### Data extracted from a collection

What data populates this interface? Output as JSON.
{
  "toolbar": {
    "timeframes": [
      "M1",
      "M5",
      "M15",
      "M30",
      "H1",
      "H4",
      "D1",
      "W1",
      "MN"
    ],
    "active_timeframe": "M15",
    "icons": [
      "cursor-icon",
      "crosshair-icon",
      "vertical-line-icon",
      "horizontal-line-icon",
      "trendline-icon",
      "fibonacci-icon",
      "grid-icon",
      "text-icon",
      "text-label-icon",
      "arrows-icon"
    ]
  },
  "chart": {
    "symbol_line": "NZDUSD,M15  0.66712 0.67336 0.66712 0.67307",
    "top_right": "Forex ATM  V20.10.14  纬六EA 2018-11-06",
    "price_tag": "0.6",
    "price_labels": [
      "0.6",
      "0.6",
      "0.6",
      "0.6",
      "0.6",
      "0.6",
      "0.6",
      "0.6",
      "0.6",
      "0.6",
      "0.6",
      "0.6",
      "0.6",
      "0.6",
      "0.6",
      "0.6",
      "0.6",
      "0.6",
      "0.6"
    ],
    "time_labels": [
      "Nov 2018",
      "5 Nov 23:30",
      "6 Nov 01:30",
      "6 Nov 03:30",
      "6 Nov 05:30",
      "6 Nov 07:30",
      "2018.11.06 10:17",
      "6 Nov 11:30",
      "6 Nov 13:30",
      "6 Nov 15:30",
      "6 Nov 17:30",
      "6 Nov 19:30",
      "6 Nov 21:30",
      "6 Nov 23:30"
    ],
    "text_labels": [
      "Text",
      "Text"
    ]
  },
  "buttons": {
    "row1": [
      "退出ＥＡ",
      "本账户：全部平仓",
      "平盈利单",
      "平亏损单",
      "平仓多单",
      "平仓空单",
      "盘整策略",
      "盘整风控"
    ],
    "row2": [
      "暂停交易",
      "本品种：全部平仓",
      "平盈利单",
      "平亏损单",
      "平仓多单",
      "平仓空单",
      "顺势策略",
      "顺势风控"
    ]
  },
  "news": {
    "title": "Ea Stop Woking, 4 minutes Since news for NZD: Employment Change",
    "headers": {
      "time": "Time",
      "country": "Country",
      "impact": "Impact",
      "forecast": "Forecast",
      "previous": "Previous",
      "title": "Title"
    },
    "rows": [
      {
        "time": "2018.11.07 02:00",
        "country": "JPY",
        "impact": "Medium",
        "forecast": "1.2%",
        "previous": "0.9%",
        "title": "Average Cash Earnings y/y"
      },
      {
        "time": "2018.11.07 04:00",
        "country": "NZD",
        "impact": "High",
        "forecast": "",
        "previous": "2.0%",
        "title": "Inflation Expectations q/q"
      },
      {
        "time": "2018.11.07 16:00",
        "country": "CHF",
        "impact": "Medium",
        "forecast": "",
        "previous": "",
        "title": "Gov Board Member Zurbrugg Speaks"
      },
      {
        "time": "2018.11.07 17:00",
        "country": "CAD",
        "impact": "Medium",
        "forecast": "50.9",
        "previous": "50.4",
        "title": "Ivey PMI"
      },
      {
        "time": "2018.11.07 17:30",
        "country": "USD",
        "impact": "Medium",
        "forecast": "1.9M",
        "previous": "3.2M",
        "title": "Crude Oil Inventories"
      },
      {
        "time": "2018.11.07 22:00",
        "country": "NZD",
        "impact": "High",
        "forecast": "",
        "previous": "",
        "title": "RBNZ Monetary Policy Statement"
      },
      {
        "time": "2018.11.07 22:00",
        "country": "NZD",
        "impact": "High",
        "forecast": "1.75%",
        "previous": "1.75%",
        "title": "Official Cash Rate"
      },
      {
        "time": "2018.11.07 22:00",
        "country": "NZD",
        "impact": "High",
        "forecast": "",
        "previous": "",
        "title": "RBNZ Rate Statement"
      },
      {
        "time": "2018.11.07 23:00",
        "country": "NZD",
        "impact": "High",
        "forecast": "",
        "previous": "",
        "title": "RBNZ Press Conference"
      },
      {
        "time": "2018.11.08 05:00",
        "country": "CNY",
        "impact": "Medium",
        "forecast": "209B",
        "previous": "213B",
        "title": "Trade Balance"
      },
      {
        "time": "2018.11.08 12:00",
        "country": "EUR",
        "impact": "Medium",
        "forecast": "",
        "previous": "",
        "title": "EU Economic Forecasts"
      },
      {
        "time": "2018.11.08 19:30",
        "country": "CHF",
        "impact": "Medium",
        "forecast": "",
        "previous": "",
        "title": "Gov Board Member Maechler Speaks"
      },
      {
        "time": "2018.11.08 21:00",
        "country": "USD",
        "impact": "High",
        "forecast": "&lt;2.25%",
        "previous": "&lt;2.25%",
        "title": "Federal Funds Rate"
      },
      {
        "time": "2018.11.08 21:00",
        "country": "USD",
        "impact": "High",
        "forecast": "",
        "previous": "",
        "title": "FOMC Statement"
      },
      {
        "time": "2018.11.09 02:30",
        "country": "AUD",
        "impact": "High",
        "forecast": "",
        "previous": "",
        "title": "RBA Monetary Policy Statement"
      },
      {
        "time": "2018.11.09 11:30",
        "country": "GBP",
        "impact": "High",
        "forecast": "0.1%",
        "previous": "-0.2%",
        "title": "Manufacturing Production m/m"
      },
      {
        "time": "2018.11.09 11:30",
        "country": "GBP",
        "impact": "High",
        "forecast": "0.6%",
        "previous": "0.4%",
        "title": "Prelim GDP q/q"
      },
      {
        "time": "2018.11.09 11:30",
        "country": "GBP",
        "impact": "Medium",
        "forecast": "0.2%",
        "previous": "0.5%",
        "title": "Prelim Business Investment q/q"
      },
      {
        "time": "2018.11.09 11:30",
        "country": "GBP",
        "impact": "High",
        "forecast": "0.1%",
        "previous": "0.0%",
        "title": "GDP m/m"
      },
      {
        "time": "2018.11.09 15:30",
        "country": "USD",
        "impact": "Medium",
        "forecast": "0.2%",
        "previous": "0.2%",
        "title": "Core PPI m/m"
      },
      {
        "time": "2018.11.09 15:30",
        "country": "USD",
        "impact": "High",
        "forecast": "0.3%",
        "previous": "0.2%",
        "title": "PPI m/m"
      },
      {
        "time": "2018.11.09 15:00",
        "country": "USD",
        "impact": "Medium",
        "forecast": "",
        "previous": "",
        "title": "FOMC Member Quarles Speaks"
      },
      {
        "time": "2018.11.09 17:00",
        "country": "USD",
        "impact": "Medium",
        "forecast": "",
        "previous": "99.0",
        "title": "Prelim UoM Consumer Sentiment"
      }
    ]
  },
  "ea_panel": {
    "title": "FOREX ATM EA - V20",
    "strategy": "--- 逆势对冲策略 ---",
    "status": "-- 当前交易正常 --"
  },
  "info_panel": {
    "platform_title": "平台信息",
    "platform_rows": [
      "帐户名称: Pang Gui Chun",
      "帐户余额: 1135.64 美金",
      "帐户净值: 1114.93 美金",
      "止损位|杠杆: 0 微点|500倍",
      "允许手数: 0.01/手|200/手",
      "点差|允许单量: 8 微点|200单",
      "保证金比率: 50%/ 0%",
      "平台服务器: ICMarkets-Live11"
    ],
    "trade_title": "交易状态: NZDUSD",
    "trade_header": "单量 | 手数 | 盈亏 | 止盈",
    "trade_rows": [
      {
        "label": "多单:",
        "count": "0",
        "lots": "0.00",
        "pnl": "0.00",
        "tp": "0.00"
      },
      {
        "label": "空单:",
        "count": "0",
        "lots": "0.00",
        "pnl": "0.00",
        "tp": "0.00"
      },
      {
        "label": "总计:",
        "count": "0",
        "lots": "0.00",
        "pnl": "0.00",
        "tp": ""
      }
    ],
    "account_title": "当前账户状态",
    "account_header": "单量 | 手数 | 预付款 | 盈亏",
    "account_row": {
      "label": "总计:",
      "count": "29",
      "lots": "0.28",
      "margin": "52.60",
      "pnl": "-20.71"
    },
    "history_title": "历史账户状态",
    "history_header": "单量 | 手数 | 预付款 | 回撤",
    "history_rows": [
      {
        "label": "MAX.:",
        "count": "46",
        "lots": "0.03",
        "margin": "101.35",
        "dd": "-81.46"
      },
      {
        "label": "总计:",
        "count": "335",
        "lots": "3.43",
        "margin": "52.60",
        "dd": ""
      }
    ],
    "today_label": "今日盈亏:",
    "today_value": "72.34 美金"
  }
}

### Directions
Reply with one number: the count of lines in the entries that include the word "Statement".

### Solved exercise
4